Let's face it: I'm not the most politically interested person in the world. Politics are important, of course, but politicians mostly just end up turning me off as self-important blowhards who get a hold of power and are quite reluctant to give that up. I prefer a government of interested citizens rather than a government of political hacks. (Ok, yes I am a bit idealistic when it comes to government, but idealism is the basis of democracy, after all.) My preference to see new folks taking on important government positions is the main reason that I'm supporting Pete Ashdown's campaign for the U.S. Senate.
Orrin Hatch (Arn in Utonic) has been in D.C. for as long as I can remember and his atttitude of entitlement to the job (write to him on an issue he opposes and you will get a fine dose of Hatch snottiness) seem the opposite of Ashdown's more approachable and public-minded sytle. I am particularly interested in how Ashdown has made use of a wiki to define his campaign issues (unfortunately vandals have hit it regularly so that it is more "locked down" than other wikis). For those of you who don't know (is there anyone left?) a wiki is basically a community-based database/encyclopedia/whatever in which everyone shares in the authoring. For a politician the wiki becomes a way for the community to define issues and discuss those issues. By making his basic information source on his site a wiki, Ashdown shows his commitment to involving his potential constituents in developing his positions on the issues.
Now, of course, like any politician who serves far too long, Ashdown could develop the attitude of entitlement that Hatch displays.

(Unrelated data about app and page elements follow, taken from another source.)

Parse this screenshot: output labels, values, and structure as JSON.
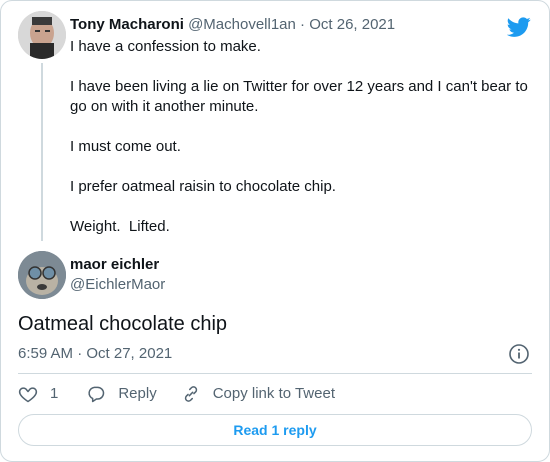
{
  "parent_tweet": {
    "author_name": "Tony Macharoni",
    "handle": "@Machovell1an",
    "separator": " · ",
    "date": "Oct 26, 2021",
    "paragraphs": [
      "I have a confession to make.",
      "I have been living a lie on Twitter for over 12 years and I can't bear to go on with it another minute.",
      "I must come out.",
      "I prefer oatmeal raisin to chocolate chip.",
      "Weight.  Lifted."
    ]
  },
  "reply_tweet": {
    "author_name": "maor eichler",
    "handle": "@EichlerMaor",
    "text": "Oatmeal chocolate chip",
    "timestamp": "6:59 AM · Oct 27, 2021"
  },
  "actions": {
    "like_count": "1",
    "reply_label": "Reply",
    "copy_link_label": "Copy link to Tweet"
  },
  "read_replies_label": "Read 1 reply",
  "icons": {
    "brand": "twitter-bird-icon",
    "info": "info-icon",
    "like": "heart-icon",
    "reply": "speech-bubble-icon",
    "copy_link": "link-icon"
  },
  "colors": {
    "brand_blue": "#1d9bf0",
    "secondary_text": "#536471",
    "border": "#cfd9de"
  }
}
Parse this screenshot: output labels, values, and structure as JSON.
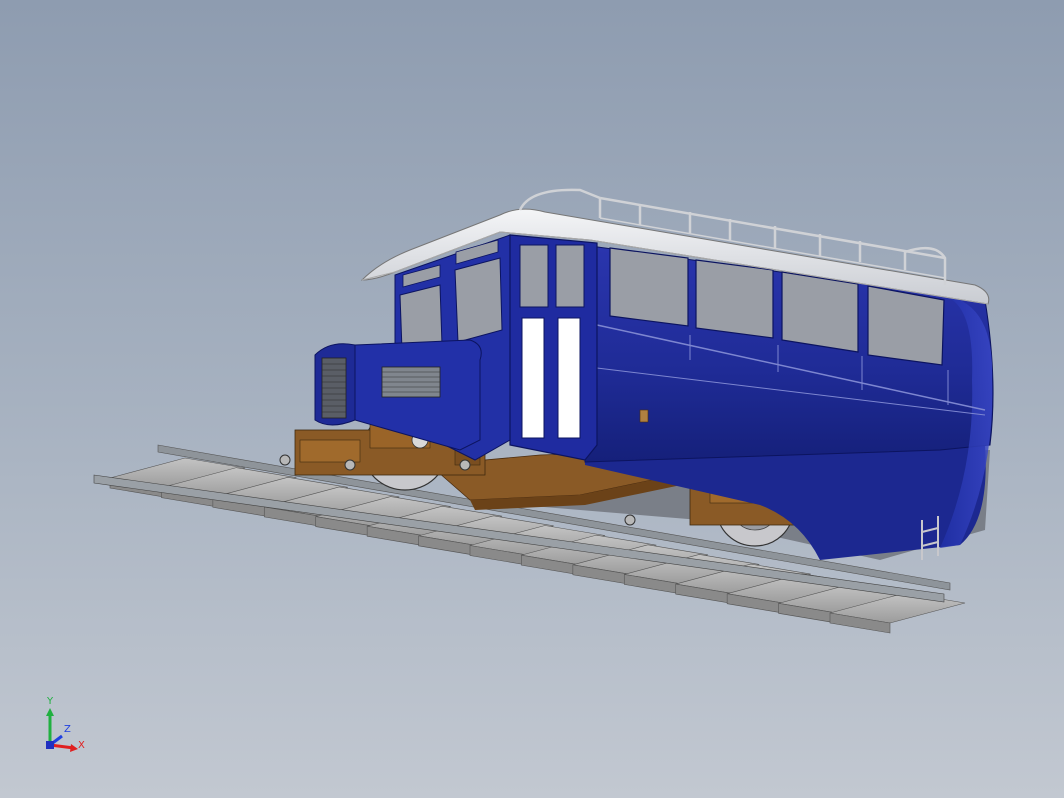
{
  "viewport": {
    "background_top": "#8e9cb0",
    "background_bottom": "#c2c8d1"
  },
  "model": {
    "description_icon": "railcar-3d-model",
    "body_color": "#2431a0",
    "roof_color": "#e8eaee",
    "chassis_color": "#8a5a26",
    "rail_color": "#9aa0a6",
    "sleeper_color": "#a0a0a0",
    "window_color": "#9a9ea6"
  },
  "triad": {
    "x_label": "X",
    "y_label": "Y",
    "z_label": "Z",
    "x_color": "#e02020",
    "y_color": "#20b040",
    "z_color": "#2040e0"
  }
}
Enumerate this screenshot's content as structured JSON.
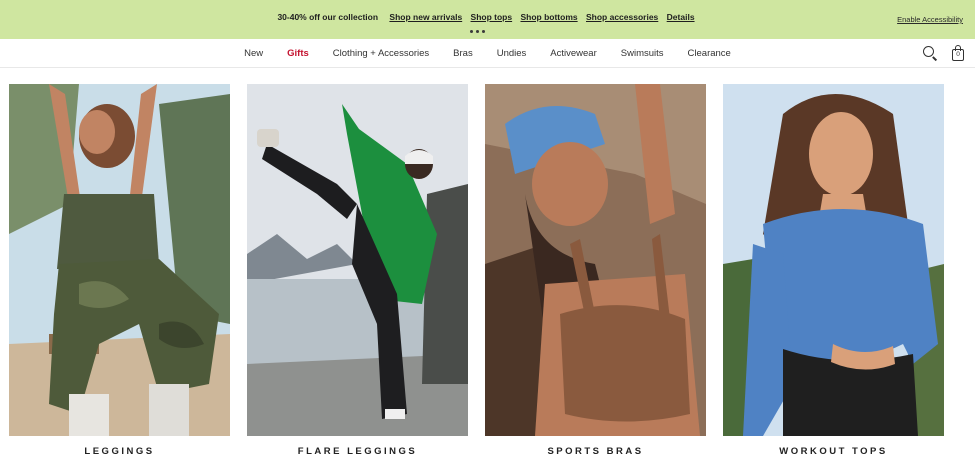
{
  "promo": {
    "message": "30-40% off our collection",
    "links": [
      "Shop new arrivals",
      "Shop tops",
      "Shop bottoms",
      "Shop accessories",
      "Details"
    ],
    "accessibility": "Enable Accessibility"
  },
  "nav": {
    "items": [
      "New",
      "Gifts",
      "Clothing + Accessories",
      "Bras",
      "Undies",
      "Activewear",
      "Swimsuits",
      "Clearance"
    ],
    "bag_count": "0"
  },
  "colors": {
    "banner": "#cfe6a0",
    "gifts": "#c4122f"
  },
  "tiles": [
    {
      "label": "LEGGINGS"
    },
    {
      "label": "FLARE LEGGINGS"
    },
    {
      "label": "SPORTS BRAS"
    },
    {
      "label": "WORKOUT TOPS"
    }
  ]
}
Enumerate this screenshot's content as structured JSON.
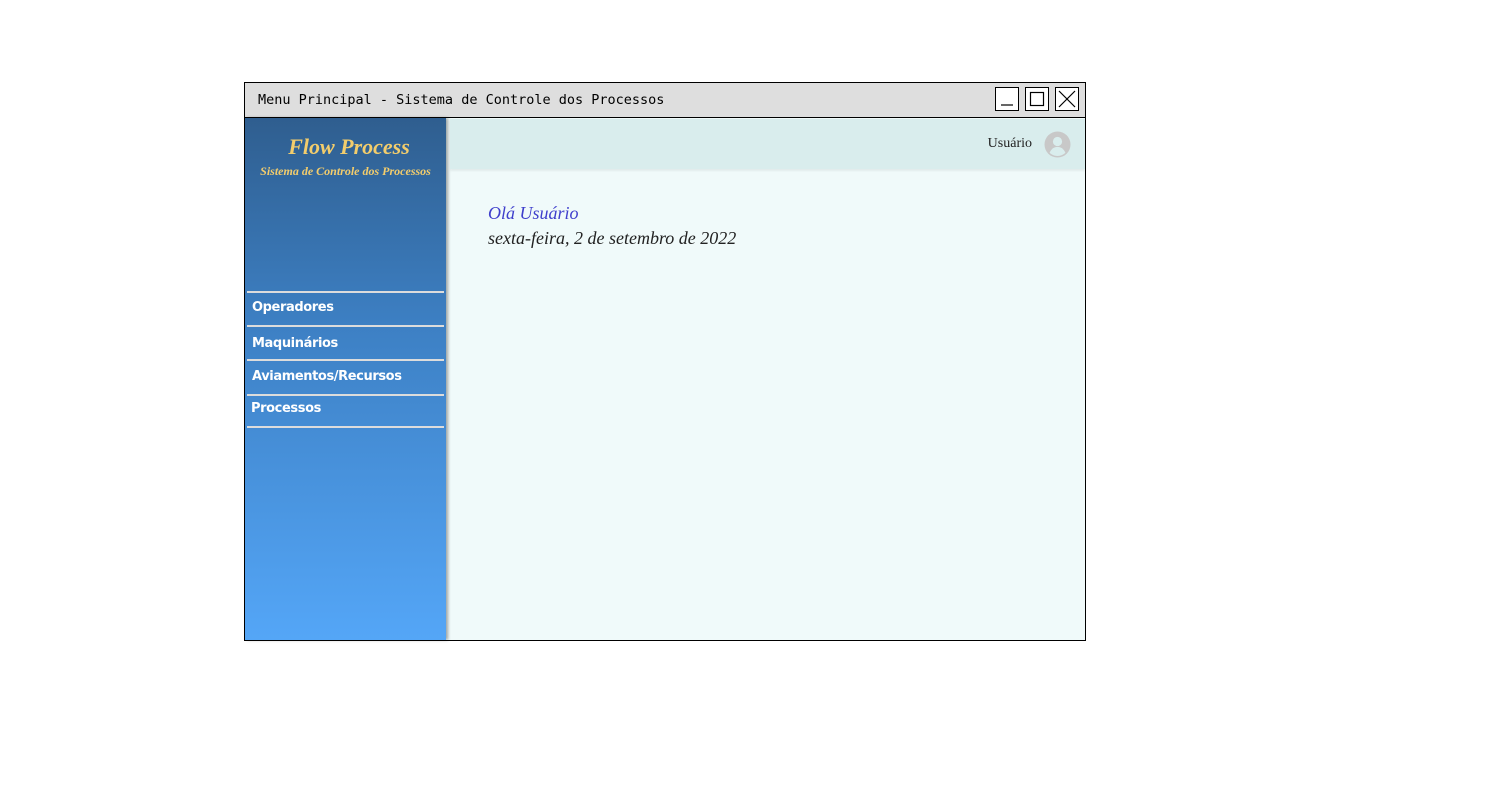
{
  "window": {
    "title": "Menu Principal - Sistema de Controle dos Processos",
    "controls": [
      "minimize-icon",
      "maximize-icon",
      "close-icon"
    ]
  },
  "sidebar": {
    "brand_title": "Flow Process",
    "brand_subtitle": "Sistema de Controle dos Processos",
    "items": [
      {
        "label": "Operadores"
      },
      {
        "label": "Maquinários"
      },
      {
        "label": "Aviamentos/Recursos"
      },
      {
        "label": "Processos"
      }
    ]
  },
  "header": {
    "user_label": "Usuário",
    "avatar_icon": "user-avatar-icon"
  },
  "main": {
    "greeting": "Olá Usuário",
    "date": "sexta-feira, 2 de setembro de 2022"
  },
  "colors": {
    "brand_text": "#f3cd6c",
    "sidebar_top": "#2f5e8f",
    "sidebar_bottom": "#54a6f7",
    "greeting": "#3f3fcc",
    "header_bg": "#d9eded",
    "content_bg": "#f0fafa"
  }
}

One would hope that unlike selfish Hatch, a Senator Ashdown would realize that our goverment works best when we have a diversity of voices.
Other folks are supporing Ashdown too and writing about it today: Ethan over at SLCSpin is the only one I have at the moment, but since he is the one coordinating this blogalicious campaign experiment, you might be best to visit him.